Cat: Number four is abdicating decision making responsibilities. I think that one of the scariest parts of getting through divorce is people don’t actually understand the legal process and it differs from state to state. So frequently I have people come in and they’ll say something like, “Well, I’m just going to give into that agreement because once I’m in front of the judge, the judge is going to see how bad it is.” I tell them that the judge doesn’t know them. The judge has somany cases that they’re dealing with. You’re just another person out of thousands that the judge may see – so do your work prior to being seen in front of the judge. Also, remember that your attorney works for you – but is not your decision maker! Your attorney might inform you that you can obtain a lot of financial resources from your ex. – but how might that impact your co-parenting relationship? It really has to be decisions that make sense for you as an individual.

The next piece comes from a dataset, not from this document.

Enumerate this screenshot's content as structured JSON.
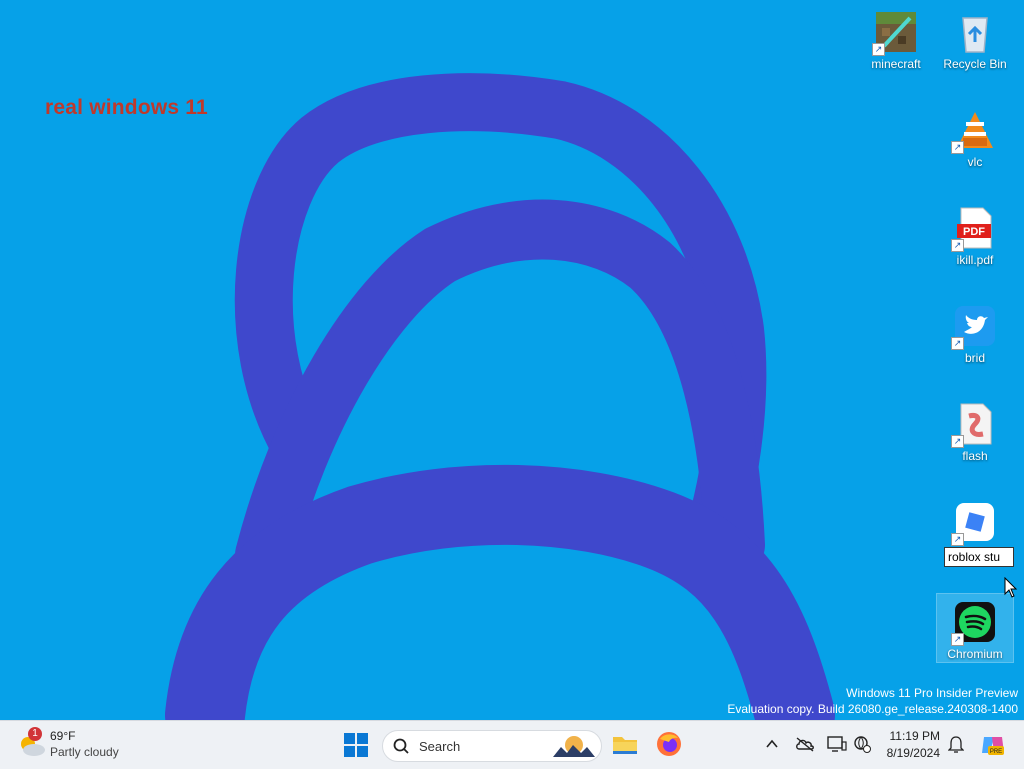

Cat: The next one is listening to the wrong people. It is of utmost importance to have support. You should have a tribe around you as you’re getting through this transition . However, you also have to keep in mind that your friends are protective of you and they’re going to support you in your anger. This can often backfire. Sometimes it leaves you feeling more emotional, more angry, more vengeful, and more set on “winning” your court case. This also is not physically healthy for you. Did you know that every single time you retell your divorce story that it sends your body into Fight-or-flight mode? It can take two hours for your body to settle down to baseline. When we are walking around in an inflamed state for long periods of time this increases our chances of serious health risks.
Cat: The last common mistake that people make when going through a divorce is having the mentality that it is their way or the highway. Again, the problem with taking this position is it can drag out the legal process and end up costing more money. Again, the attorneys will take over and they’ll end up making the decisions for you. Here in our court, we often see the judge telling a couple to go out in the hallway and figure it out. They become very frustrated when they see that one party is not being flexible.
Sonia: What is the one piece of advice that you give to all of your clients?
Cat: You’re not alone. Often my client are so terrified and afraid to put it out there – that they are dealing with divorce. People will isolate and sit by themselves with their shame, guilt and grief. This is why we run community events both in-person and virtually – so that people can hear from others what their experience was like. Many of my clients, say that is the most helping component of our program!